▶ _Assignment_: Using the data that follows, say how many lines contain the word "content", giving the number by itself.

▶ _Information given_:

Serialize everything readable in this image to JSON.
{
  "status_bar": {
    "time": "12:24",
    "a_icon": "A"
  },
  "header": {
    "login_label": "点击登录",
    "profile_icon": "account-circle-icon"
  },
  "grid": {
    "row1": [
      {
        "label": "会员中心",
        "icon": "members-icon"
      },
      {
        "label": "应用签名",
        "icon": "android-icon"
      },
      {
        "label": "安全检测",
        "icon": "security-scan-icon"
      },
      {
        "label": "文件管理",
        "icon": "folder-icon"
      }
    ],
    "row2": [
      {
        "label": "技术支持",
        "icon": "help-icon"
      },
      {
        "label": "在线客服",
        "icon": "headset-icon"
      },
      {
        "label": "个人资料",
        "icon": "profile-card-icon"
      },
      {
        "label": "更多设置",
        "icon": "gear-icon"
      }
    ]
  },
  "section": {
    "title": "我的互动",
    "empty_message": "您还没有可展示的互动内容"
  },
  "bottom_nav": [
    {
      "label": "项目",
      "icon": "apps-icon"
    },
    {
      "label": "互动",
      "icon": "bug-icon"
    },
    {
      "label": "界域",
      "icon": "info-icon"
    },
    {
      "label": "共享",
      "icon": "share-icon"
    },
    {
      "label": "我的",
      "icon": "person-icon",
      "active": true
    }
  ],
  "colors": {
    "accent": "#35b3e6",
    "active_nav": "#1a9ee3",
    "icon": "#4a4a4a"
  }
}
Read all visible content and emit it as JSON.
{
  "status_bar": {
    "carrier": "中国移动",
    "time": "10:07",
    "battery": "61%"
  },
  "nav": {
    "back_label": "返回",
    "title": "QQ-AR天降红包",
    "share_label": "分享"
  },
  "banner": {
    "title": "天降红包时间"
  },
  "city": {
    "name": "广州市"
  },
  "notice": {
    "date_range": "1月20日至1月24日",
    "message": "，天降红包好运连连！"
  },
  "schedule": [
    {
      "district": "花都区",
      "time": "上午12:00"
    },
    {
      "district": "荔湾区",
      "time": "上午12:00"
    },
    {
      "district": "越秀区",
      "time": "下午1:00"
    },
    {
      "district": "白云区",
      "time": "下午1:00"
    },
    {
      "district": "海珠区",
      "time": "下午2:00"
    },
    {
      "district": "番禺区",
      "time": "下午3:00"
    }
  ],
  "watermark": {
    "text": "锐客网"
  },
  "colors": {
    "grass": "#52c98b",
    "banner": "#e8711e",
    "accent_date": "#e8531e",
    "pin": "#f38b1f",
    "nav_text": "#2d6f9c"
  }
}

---

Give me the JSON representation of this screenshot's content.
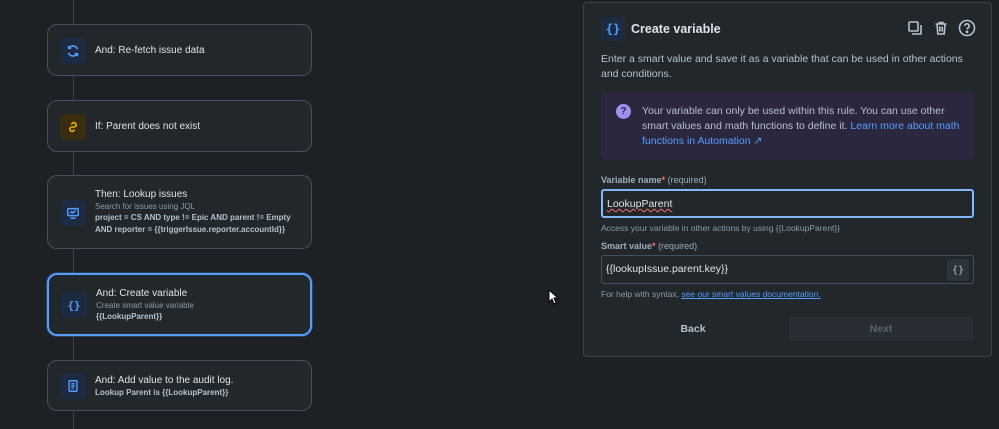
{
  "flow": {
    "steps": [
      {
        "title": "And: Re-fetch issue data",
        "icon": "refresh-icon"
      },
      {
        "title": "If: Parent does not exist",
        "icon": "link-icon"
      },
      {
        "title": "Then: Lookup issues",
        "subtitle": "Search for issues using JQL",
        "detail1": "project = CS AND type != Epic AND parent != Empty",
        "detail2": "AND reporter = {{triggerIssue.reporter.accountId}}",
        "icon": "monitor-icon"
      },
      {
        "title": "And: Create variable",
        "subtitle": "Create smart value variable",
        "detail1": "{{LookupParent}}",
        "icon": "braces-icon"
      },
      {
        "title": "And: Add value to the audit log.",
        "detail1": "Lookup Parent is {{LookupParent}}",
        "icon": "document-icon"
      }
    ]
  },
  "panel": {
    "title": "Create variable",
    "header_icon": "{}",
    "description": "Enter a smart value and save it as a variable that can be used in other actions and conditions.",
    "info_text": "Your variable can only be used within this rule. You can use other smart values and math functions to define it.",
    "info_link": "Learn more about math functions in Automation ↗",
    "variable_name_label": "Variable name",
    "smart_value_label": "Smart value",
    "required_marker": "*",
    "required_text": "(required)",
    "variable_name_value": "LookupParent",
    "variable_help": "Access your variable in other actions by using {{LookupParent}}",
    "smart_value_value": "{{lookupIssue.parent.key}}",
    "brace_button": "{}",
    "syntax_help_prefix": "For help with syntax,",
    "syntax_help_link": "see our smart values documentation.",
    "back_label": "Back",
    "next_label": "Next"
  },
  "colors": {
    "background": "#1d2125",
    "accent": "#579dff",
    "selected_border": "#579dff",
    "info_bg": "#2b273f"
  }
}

▶ _Response to this exercise_: 2